On the other hand, Fugees have a hard enough look. Wyclef, with his bald head gleaming and goatee pointing, summoned enough Brooklyn brashness at the show to silence any accusations of softness. From Pras's gold-toothed mouth spouted Jamaican and Haitian patois, laced here and there with curse words, and Lauryn flowed with just the right touch of honey-from-the-hood attitude. It's a facade that will serve them well with hip hop audiences; they look down and real.
Fugees' album, Blunted on Reality, is a powerful package of driving beats, heavy MC skills, and political analysis. They combine the mad energy of Onyx with the serious-business delivery of KRS-One. Fugees flaunt a very strong, very black image that's harder for nontraditional audiences to digest than a laid-back pose like Spearhead's. Even so the Fugees' creative musical mix and thought-provoking lyrics landed them on Jon Parcles's ten best albums of '94 list in the New York Times.
Honoring Pras and Wyclef's Haitian roots, Fugees claim to represent all who seek spiritual, mental, or physical refuge from oppression. Their rapping is hard-core, tongue-twisting verses spewed with speed and force. The music is an innovative blending of skills, reggae, and old-school hip hop.

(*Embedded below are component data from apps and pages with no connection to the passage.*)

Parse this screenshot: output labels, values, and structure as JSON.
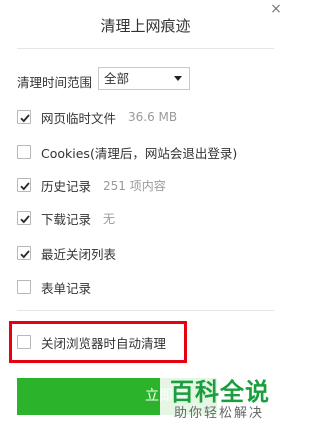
{
  "dialog": {
    "title": "清理上网痕迹",
    "close_glyph": "×"
  },
  "range": {
    "label": "清理时间范围",
    "selected": "全部"
  },
  "items": [
    {
      "label": "网页临时文件",
      "meta": "36.6 MB",
      "checked": true
    },
    {
      "label": "Cookies(清理后，网站会退出登录)",
      "meta": "",
      "checked": false
    },
    {
      "label": "历史记录",
      "meta": "251 项内容",
      "checked": true
    },
    {
      "label": "下载记录",
      "meta": "无",
      "checked": true
    },
    {
      "label": "最近关闭列表",
      "meta": "",
      "checked": true
    },
    {
      "label": "表单记录",
      "meta": "",
      "checked": false
    }
  ],
  "auto_clean": {
    "label": "关闭浏览器时自动清理",
    "checked": false
  },
  "button": {
    "label": "立即清"
  },
  "watermark": {
    "title": "百科全说",
    "subtitle": "助你轻松解决"
  },
  "colors": {
    "accent": "#2bb32b",
    "highlight": "#e60012",
    "watermark": "#1b9e3d"
  }
}
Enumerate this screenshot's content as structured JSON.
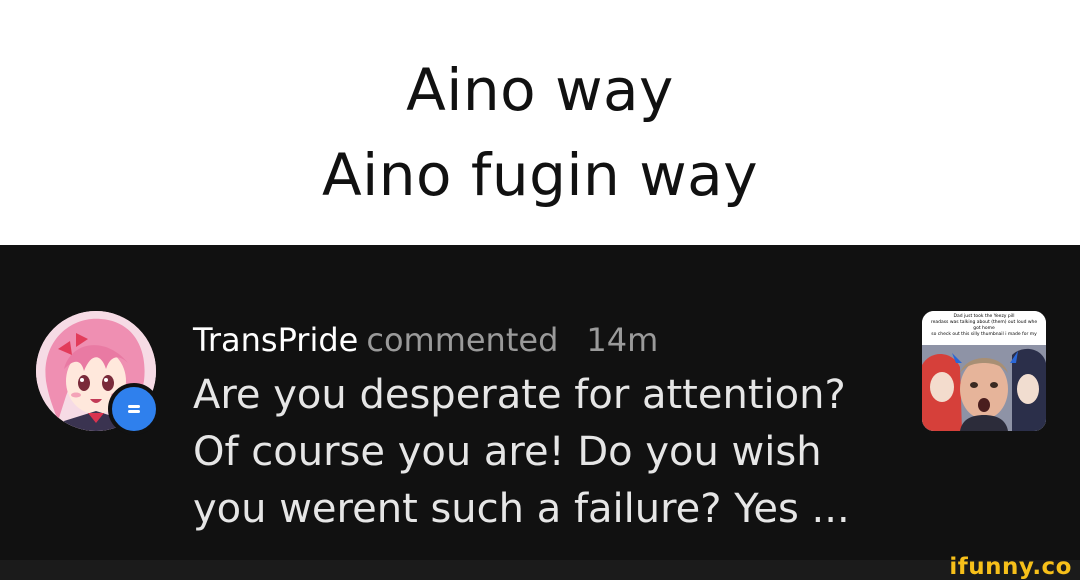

They address religion in "Temple," misogyny in "Vocab," and the current hemp vogue among hip-hoppers in "Blunted Interlude." "Nappy Heads" and "Recharge" provide a stunning showcase for the trio's skill at rapping consciousness-raising lyrics ("Success for the next man is success for myself / Vanity, vanity / Yet I still want wealth"), maintaining a streetwise image, incorporating diverse musical influences, and producing slammin' beats.
Like Spearhead, Fugees draw from many sources (they too use an acoustic guitar but compensate with sledgehammer rapping). But unlike Spearhead, they don't come off soft, so they're acceptable to even the strictest hip-hopper. Even though they're drawing rave reviews in Spin, Vibe, and Request, the Fugees don't need to rely on acceptance from the alternative hip hop crowd. Like Digable Planets they're doing something different, but they don't look like it.
Art accompanying story in printed newspaper (not available in this archive): photo/Keba Konte/Lisa Leone.